Which Joe gave his name to ‘sloppy joes’? We look at five interesting sandwiches and their lexical origins.
adjective & noun
- former term for Belarusian
- ‘Full-time university students, they dabbled with modeling and also continued to help with choreography and coaching for the Belorussian women's artistic gymnastics team.’
- ‘The Government decided that visas for Russian, Ukrainian, and Byelorussian tourists would be issued for free, and tourists would only pay a $20 request fee.’
- ‘Joining a Belorussian tourist group, they were determined to slip away and claim asylum.’
- ‘In April 1991 the Belorussian SSR declared its independence from the Soviet Union, renaming itself the Republic of Belarus.’

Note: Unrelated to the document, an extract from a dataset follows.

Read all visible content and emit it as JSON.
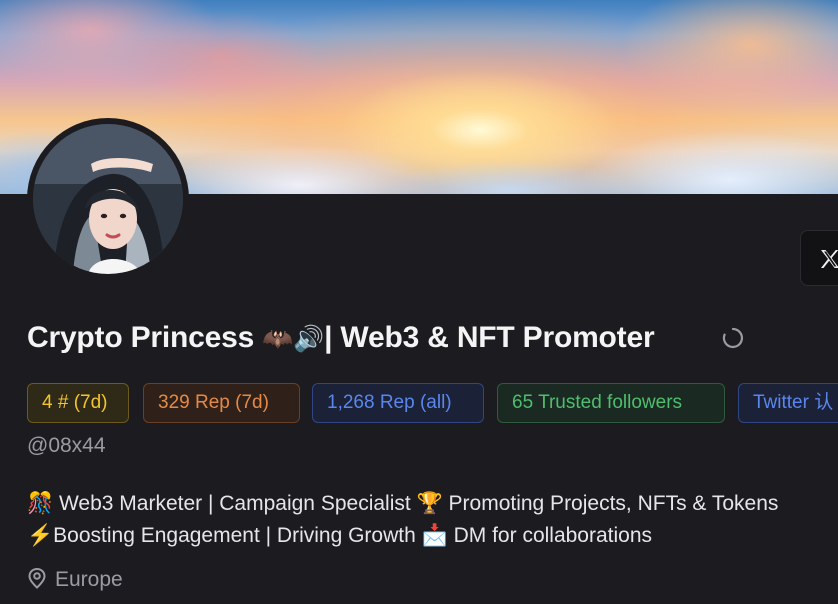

- ‘According to the 1897 census, there were 92 million Slavs in the Empire, of whom 57 million were Great Russians, 22 million Ukrainians, 6 million Byelorussians, and 8 million Poles.’
- ‘Before her husband retired, he had worked in the Byelorussian Parliament looking at how best to minimise the consequences of the Chernobyl nuclear plant disaster.’
- ‘The country does have minority groups, including Ukrainians, Germans, and Belorussians.’
- ‘Both twins are married to fellow Belorussians.’
- ‘Officially defined as a ‘payment coupon,’ it was intended to supplement the Russian ruble during the temporary shortages of the latter on the Byelorussian territory.’
- ‘Olga Korbut was born in the Byelorussian city of Grodno.’
We take a look at several popular, though confusing, punctuation marks.
From Afghanistan to Zimbabwe, discover surprising and intriguing language facts from around the globe.
The definitions of ‘buddy’ and ‘bro’ in the OED have recently been revised. We explore their history and increase in popularity.